You get six Jumbo jets to deploy during the game and if you have the money early on you should definitely buy one or two early. No matter how many spokes you have, you never lose your jets. You lose control of foreign spokes if you lose all your spokes in a particular hub, but the Jumbo Jet is an investment you never lose unless you sell them. The Jumbo also is a great way to earn money because it carries it’s own chit and also doubles the value of any spoke it’s deployed on. There’s also nothing like the security of having two or three jumbo jets undeployed and ready to use during fare wars.
Jumbo Jets as defense
Similarly, Jets can be used as defensive objects. If I’m close to winning, I’ll put my jets on lower valued spokes to deter my opponents from attacking them as easily. The worst thing that happens if I lose the spoke is I use my jumbo to try to re-acquire it.
Buying Foreign Spokes and deploying SST’s
Foreign spokes are a last resort for me really, due to the risk of possibly losing them. They’re nice in that they pay more in most instances than jumbo jets, and they offer the same plus one die modifier to the entire hub. Because of the extreme expense of the SST, I rarely purchase it. Matter of fact, I’ve only purchased it once – on the Rio De Janeiro spoke – and it was an offensive purchase as the next turn around I went into fare wars and knocked out an opponent who was near victory by taking over majority of the Atlanta Hub. The SST and takeover attempts cost me $30 in cash ($20 for the SST, $2 for the Birmingham takeover, $2 for the Jacksonville spoke, and $6 for the Nashville spoke – but netted me an overall gain of 100 market share. He dropped 50, I gained 50. I was able to hold off his counter-attacks long enough to sustain the cash loss and make enough money to win the game.

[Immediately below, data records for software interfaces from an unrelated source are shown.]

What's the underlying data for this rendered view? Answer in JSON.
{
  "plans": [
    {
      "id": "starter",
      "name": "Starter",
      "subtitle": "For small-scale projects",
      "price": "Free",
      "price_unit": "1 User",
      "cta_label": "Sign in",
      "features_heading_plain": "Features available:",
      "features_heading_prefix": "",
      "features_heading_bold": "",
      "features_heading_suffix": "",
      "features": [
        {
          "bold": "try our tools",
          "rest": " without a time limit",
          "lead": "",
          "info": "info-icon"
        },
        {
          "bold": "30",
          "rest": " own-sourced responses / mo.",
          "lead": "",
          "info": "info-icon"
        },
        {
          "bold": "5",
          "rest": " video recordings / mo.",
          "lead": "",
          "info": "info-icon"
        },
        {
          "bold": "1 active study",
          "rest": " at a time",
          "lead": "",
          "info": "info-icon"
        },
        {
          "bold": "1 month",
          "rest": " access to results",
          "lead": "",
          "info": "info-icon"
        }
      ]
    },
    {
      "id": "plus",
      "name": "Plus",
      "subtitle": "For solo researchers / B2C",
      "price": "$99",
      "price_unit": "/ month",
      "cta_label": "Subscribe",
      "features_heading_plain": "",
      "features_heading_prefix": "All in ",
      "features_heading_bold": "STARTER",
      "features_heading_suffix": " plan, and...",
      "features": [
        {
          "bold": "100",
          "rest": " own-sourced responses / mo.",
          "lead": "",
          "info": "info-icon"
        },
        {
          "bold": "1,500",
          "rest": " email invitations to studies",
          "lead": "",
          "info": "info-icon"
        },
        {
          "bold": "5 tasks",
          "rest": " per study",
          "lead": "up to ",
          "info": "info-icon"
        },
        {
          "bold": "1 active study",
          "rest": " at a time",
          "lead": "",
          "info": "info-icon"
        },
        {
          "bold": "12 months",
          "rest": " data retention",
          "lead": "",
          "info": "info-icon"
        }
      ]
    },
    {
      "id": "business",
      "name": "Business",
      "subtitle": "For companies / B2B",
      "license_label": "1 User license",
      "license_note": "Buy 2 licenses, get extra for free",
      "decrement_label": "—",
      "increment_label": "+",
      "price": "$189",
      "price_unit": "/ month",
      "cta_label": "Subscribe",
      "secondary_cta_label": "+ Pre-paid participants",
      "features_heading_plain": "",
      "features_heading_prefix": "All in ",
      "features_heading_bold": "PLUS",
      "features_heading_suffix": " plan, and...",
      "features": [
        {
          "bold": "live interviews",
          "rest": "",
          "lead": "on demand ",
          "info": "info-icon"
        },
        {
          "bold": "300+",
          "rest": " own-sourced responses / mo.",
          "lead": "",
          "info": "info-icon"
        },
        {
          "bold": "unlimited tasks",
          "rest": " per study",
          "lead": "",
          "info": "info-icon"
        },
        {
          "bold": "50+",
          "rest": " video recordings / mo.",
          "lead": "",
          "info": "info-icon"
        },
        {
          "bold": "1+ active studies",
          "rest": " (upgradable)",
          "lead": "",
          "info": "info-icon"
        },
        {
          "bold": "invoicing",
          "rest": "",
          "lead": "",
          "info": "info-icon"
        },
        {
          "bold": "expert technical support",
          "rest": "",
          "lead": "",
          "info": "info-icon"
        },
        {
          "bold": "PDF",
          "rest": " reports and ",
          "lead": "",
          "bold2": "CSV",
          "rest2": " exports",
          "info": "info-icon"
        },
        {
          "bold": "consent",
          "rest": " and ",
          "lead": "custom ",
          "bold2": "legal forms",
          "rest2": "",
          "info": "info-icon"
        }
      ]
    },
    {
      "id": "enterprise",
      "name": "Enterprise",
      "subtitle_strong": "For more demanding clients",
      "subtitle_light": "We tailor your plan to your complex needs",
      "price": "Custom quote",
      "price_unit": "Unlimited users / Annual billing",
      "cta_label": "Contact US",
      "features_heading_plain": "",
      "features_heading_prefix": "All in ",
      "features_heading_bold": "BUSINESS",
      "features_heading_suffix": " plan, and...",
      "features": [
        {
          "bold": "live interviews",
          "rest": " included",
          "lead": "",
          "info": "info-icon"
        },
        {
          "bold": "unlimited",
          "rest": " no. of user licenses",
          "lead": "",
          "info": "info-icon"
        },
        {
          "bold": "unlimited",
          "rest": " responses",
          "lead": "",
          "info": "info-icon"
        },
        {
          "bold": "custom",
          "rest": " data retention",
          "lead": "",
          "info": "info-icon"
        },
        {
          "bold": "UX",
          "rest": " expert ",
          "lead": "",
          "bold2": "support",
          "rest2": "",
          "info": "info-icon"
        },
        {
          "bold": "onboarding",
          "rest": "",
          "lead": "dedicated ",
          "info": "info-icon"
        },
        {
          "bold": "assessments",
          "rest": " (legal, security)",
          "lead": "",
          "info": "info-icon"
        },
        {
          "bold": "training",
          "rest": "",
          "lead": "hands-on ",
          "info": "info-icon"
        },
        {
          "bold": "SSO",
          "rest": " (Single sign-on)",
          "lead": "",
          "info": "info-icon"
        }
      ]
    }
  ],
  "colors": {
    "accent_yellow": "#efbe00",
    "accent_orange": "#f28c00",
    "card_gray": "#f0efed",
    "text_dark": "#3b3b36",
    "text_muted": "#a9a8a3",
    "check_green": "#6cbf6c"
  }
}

When you take the game Air Baron to it’s roots, there is a lot of luck involved. You can’t be as aggressive with your purchases if you start the game in the first position and have $2. You can go after a $1 spoke and hope you get the hub pulled during the round. You may decide to pay $2 for a $1 government contract and end up making $40 on it. You may end up spending $10 on a $5 contract and not see a dollar from it. You can make all the wise purchases on the board, but in the end if your chits aren’t pulled frequently enough it’s tough to compete.
This is what makes Air Baron a particularly frustrating game for some gamers. You think you have things going your way and you get hit with the crash chit and the fuel hike chit in back to back turns. You see all your good paying chits pulled during a recession. You lose valuable payments sitting dormant in fare wars. Sometimes you go many turns without seeing any payouts. Some of these scenarios while still based on luck, can be avoided based on your strategy – which is why I’ve decided to post this.
The thing that makes this game great in my opinion is the fact that no matter how up you are, you can easily lose. No matter how low you are, you can still win. I’ve been in a longer game where a player went bankrupt twice and still came back and won the game by taking $60 loans, going into fare wars and winning certain hubs. If you have patience and enough luck to keep the frontrunners just short of winning, you’re always a fuel hike away from a possible new game.
I was browsing the comments section of this game, and wanted to address something. I'm not sure if I really went into it here, but when your chits aren't getting pulled it is frustrating. There is a sense of luck involved in this game, as in many games.
If you have an opponent who is running away with the game because they keep getting paid, keep accumulating properties, and subsequently increasing their liklihood of getting paid in the future - take advantage of the loans. Take $30-$40 in loans, go into fare wars, chip away at their lead. This is a game where it's odd to idly sit by and wait for good things to happen to you. Now, I have won this game by not going into fare wars once and not taking a loan once. That happened one time and it was a 3 player game where I was extremely lucky. Extreme luck doesn't come very often, so you're going to have to make your own luck with this one sometimes. It can be done.